Behind Dr Gabriele Gauler, a confused and tense crowd stands frozen. Young, old they stand, perch and clamber onto a graffiti-covered wall lit by harsh floodlights on a dark night. The crowd is nervous, unsure of whether to believe the explosive news: East and West Berlin would no longer be divided.
'For Germany it was a lucky end,' says Gauler, the new director of the German Goethe-Institut in Hong Kong, gesturing at the photo of that historic night in November 1989 when the Berlin wall came down. 'Nobody could expect this.'
Yesterday Germany's reunited capital marked the 50th anniversary of the day the Berlin Wall started to go up with a memorial service and a minute of silence in memory of those who died trying to flee to the West.
In Hong Kong, the Goethe-Institut, a non-profit German cultural body, is showing the exhibition 'Scenes and Traces of a Fall', bringing together the works of eight photographers who documented the breakdown and gradual disappearance.
They show the wall as it was - imposing and deadly.
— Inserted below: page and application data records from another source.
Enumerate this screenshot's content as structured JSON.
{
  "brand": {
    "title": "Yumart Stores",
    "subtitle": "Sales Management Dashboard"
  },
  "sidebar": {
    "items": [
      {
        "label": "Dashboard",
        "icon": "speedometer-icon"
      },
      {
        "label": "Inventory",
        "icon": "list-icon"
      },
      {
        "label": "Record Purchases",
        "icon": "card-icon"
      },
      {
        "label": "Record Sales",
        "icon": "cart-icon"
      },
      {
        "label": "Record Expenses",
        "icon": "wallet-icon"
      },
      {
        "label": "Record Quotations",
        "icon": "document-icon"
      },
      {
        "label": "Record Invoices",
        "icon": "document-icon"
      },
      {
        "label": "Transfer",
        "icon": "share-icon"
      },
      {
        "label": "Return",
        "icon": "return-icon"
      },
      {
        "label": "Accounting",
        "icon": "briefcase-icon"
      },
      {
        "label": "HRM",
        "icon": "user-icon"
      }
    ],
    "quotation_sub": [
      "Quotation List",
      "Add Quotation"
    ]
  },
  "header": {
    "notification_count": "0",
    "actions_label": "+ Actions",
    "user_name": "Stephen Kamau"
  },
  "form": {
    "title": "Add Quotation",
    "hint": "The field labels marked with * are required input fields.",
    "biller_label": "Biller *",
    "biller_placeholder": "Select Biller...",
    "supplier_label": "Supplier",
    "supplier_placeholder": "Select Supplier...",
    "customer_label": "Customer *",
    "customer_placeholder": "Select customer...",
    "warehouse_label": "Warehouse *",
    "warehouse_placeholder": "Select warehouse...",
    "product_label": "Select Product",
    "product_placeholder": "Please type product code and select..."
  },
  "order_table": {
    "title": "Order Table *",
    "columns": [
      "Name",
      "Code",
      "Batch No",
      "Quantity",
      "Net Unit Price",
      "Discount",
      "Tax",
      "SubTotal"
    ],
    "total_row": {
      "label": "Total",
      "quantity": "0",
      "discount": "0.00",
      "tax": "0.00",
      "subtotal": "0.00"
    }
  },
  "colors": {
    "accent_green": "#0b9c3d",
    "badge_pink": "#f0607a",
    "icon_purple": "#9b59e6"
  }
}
The drama of its last days - the media circus, politicians' speeches and its demise - being torn and hammered down by ordinary people. And finally, the few traces that remain now of the greatest symbols of a divided Europe after the second world war.
The Wall was born in the early hours of Sunday August 13, 1961, to stop the exodus of East Germans fleeing the Soviet-occupied East.
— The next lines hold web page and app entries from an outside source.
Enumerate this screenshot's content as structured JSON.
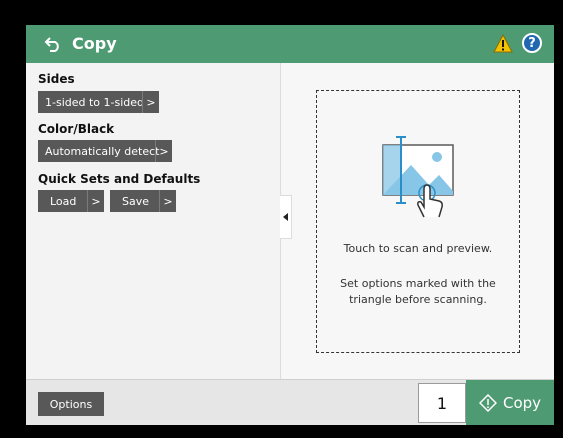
{
  "header": {
    "title": "Copy",
    "help_label": "?"
  },
  "settings": {
    "sides": {
      "label": "Sides",
      "value": "1-sided to 1-sided"
    },
    "color": {
      "label": "Color/Black",
      "value": "Automatically detect"
    },
    "quick_sets": {
      "label": "Quick Sets and Defaults",
      "load_label": "Load",
      "save_label": "Save"
    },
    "chevron": ">"
  },
  "preview": {
    "line1": "Touch to scan and preview.",
    "line2": "Set options marked with the",
    "line3": "triangle before scanning."
  },
  "footer": {
    "options_label": "Options",
    "copies_value": "1",
    "copy_label": "Copy"
  },
  "colors": {
    "accent": "#4e9a73",
    "button_gray": "#585858",
    "warning": "#f2c200",
    "help": "#1f67b1",
    "illustration": "#87c6e6"
  },
  "icons": [
    "back-arrow-icon",
    "warning-icon",
    "help-icon",
    "collapse-arrow-icon",
    "scan-preview-icon",
    "copy-start-icon"
  ]
}
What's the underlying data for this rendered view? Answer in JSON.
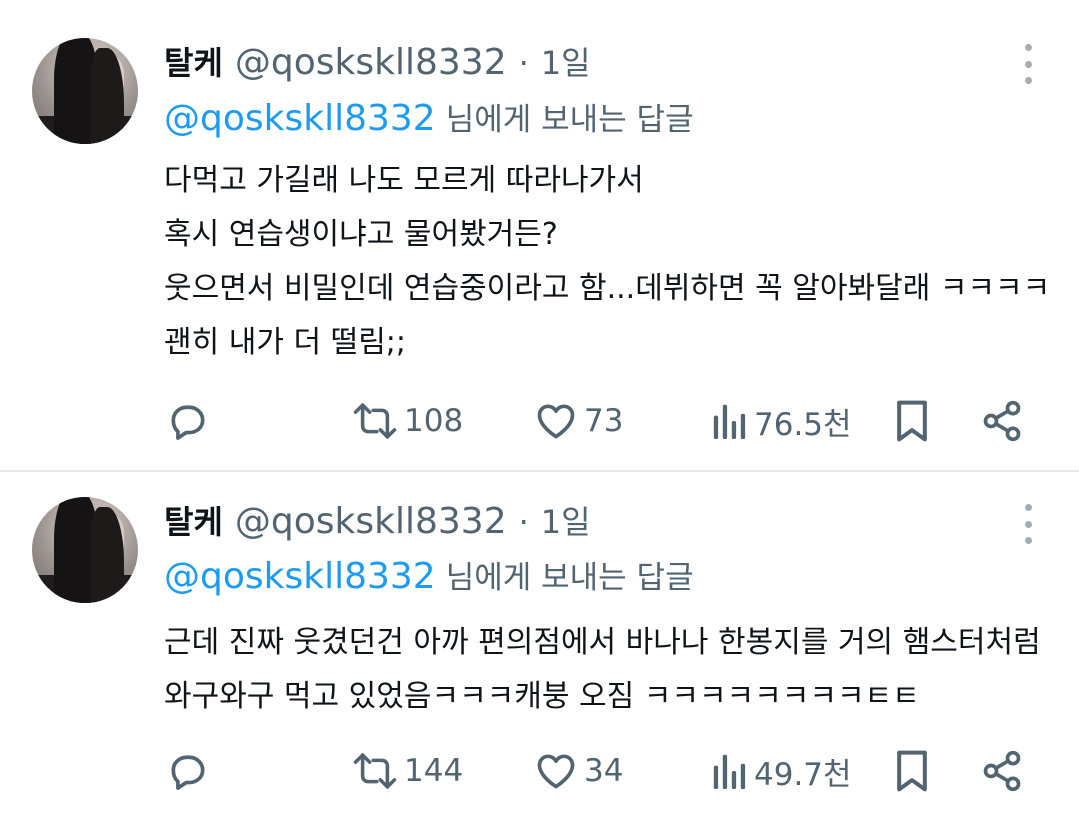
{
  "tweets": [
    {
      "display_name": "탈케",
      "handle": "@qoskskll8332",
      "separator": "·",
      "time": "1일",
      "reply_mention": "@qoskskll8332",
      "reply_suffix": "님에게 보내는 답글",
      "lines": [
        "다먹고 가길래 나도 모르게 따라나가서",
        "혹시 연습생이냐고 물어봤거든?",
        "웃으면서 비밀인데 연습중이라고 함...데뷔하면 꼭 알아봐달래 ㅋㅋㅋㅋ",
        "괜히 내가 더 떨림;;"
      ],
      "retweets": "108",
      "likes": "73",
      "views": "76.5천"
    },
    {
      "display_name": "탈케",
      "handle": "@qoskskll8332",
      "separator": "·",
      "time": "1일",
      "reply_mention": "@qoskskll8332",
      "reply_suffix": "님에게 보내는 답글",
      "lines": [
        "근데 진짜 웃겼던건 아까 편의점에서 바나나 한봉지를 거의 햄스터처럼",
        "와구와구 먹고 있었음ㅋㅋㅋ캐붕 오짐 ㅋㅋㅋㅋㅋㅋㅋㅋㅌㅌ"
      ],
      "retweets": "144",
      "likes": "34",
      "views": "49.7천"
    }
  ],
  "icons": {
    "reply": "reply-icon",
    "retweet": "retweet-icon",
    "like": "heart-icon",
    "views": "views-icon",
    "bookmark": "bookmark-icon",
    "share": "share-icon",
    "more": "more-vertical-icon"
  },
  "colors": {
    "text": "#0f1419",
    "secondary": "#536471",
    "mention": "#1d9bf0",
    "divider": "#e7e9eb"
  }
}
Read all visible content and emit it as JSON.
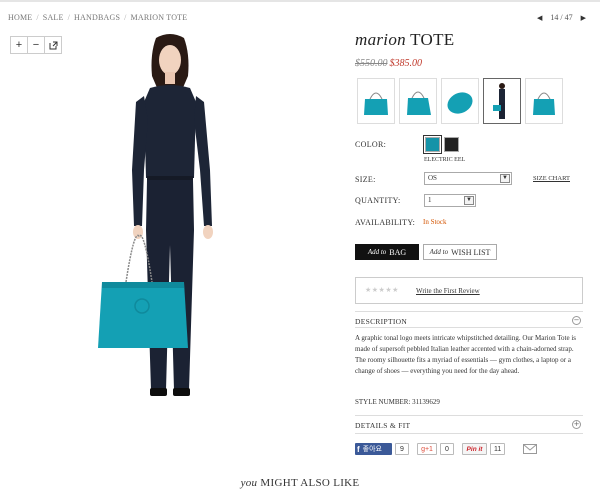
{
  "breadcrumb": [
    "HOME",
    "SALE",
    "HANDBAGS",
    "MARION TOTE"
  ],
  "pager": {
    "position": "14 / 47"
  },
  "zoom": {
    "zoom_in": "+",
    "zoom_out": "−",
    "fullscreen_icon": "expand-icon"
  },
  "product": {
    "title_prefix": "marion",
    "title_main": "TOTE",
    "price_original": "$550.00",
    "price_sale": "$385.00",
    "bag_color": "#14a0b4"
  },
  "thumbnails": [
    "bag-front",
    "bag-angle",
    "bag-folded",
    "model-with-bag",
    "bag-side"
  ],
  "options": {
    "color_label": "COLOR:",
    "colors": [
      {
        "name": "ELECTRIC EEL",
        "hex": "#1593a8"
      },
      {
        "name": "BLACK",
        "hex": "#222222"
      }
    ],
    "selected_color_name": "ELECTRIC EEL",
    "size_label": "SIZE:",
    "size_value": "OS",
    "size_chart": "SIZE CHART",
    "quantity_label": "QUANTITY:",
    "quantity_value": "1",
    "availability_label": "AVAILABILITY:",
    "availability_value": "In Stock"
  },
  "actions": {
    "add_bag_pre": "Add to",
    "add_bag_main": "BAG",
    "wishlist_pre": "Add to",
    "wishlist_main": "WISH LIST"
  },
  "reviews": {
    "stars": "★★★★★",
    "link": "Write the First Review"
  },
  "description": {
    "heading": "DESCRIPTION",
    "toggle": "−",
    "text": "A graphic tonal logo meets intricate whipstitched detailing. Our Marion Tote is made of supersoft pebbled Italian leather accented with a chain-adorned strap. The roomy silhouette fits a myriad of essentials — gym clothes, a laptop or a change of shoes — everything you need for the day ahead.",
    "style_number": "STYLE NUMBER: 31139629"
  },
  "details": {
    "heading": "DETAILS & FIT",
    "toggle": "+"
  },
  "social": {
    "fb_label": "좋아요",
    "fb_count": "9",
    "gplus_label": "g+1",
    "gplus_count": "0",
    "pin_label": "Pin it",
    "pin_count": "11"
  },
  "recommendations": {
    "title_pre": "you",
    "title_main": "MIGHT ALSO LIKE"
  }
}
In a secret operation, tens of thousands of East German soldiers and factory militiamen blocked streets, cut rail links and began building a wall of barbed wire and cemented paving stones, which over the years grew to be over 155 kilometres long.
For Gauler the pictures are particularly evocative. She was born the year the wall went up, and was 28 when it fell.
'It was a depressing thing to visit East Germans,' she says. 'The military was very strict. The people who were guards at the frontier, they had to shoot when someone behaved strangely. There was no pardon.'
Nowadays in most parts of Germany, there's only the faintest hint that there might have once been something there. 'In this series, you can only see the traces,' says Gauler. She's looking at a series of photographs by Thierry Buignet of vacant lots and dilapidated buildings scattered with overgrown vegetation.
It's a reminder of how quickly things can be forgotten. The wall for many young people in Germany, she says, is often the same kind of hazy memory these photographs conjure.
But the wall was real, and Gauler says, and it means more than a mere history lesson. 'There are of course other countries what have a wall. Look at Korea for example. Cyprus also still has a wall.'
The exhibition, which opened in Berlin October 2009 finishes in Hong Kong on September 17 and moves to Bandung, Indonesia.